Work instruction: Your answer should be every line with the word "icon", copied from the data below.

Materials provided:
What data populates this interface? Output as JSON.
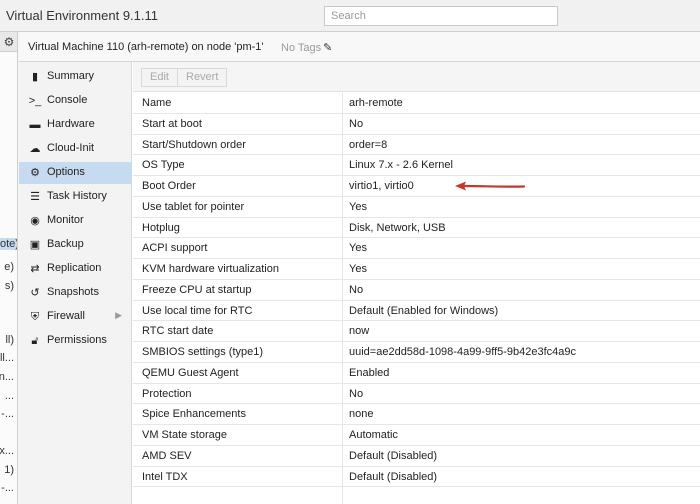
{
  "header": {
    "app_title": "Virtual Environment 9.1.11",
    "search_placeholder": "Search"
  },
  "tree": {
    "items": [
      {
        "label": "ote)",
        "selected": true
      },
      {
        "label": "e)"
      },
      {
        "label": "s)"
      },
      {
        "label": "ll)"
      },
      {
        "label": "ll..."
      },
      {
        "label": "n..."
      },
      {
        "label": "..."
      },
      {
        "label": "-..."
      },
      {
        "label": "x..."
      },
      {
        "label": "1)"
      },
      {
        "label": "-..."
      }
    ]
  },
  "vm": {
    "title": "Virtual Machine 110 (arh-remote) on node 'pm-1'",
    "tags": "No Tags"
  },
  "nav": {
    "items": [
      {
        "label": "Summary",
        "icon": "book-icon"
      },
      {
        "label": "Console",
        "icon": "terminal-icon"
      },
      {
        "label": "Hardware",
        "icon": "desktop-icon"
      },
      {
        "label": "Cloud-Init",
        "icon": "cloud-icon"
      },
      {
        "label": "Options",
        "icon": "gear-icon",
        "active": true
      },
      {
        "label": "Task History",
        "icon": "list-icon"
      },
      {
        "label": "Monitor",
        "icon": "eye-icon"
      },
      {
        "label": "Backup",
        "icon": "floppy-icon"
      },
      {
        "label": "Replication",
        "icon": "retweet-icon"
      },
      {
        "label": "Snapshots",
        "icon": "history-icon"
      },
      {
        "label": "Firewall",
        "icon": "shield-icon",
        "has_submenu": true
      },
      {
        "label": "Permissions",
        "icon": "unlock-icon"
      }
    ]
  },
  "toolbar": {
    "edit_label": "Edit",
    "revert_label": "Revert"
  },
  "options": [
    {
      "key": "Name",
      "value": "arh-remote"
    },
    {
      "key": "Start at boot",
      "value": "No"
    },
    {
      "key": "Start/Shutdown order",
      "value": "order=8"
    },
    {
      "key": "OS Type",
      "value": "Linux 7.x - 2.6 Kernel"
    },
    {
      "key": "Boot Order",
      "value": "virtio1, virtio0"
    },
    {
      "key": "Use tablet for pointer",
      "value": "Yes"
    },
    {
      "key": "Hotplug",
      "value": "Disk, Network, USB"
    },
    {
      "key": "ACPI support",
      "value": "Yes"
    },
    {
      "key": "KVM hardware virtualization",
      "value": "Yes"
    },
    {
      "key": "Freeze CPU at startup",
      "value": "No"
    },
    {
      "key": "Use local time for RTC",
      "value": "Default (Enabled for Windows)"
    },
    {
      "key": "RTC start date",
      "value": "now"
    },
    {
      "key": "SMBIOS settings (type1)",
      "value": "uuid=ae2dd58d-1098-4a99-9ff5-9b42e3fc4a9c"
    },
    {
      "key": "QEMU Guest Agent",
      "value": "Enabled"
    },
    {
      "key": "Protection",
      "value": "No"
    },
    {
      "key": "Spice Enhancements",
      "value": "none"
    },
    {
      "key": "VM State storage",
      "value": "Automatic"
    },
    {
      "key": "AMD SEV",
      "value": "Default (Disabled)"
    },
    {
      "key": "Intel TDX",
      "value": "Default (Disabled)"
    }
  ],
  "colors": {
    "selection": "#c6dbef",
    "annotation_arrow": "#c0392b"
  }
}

Written reply:
        "icon": "book-icon"
        "icon": "terminal-icon"
        "icon": "desktop-icon"
        "icon": "cloud-icon"
        "icon": "gear-icon",
        "icon": "list-icon"
        "icon": "eye-icon"
        "icon": "floppy-icon"
        "icon": "retweet-icon"
        "icon": "history-icon"
        "icon": "shield-icon",
        "icon": "unlock-icon"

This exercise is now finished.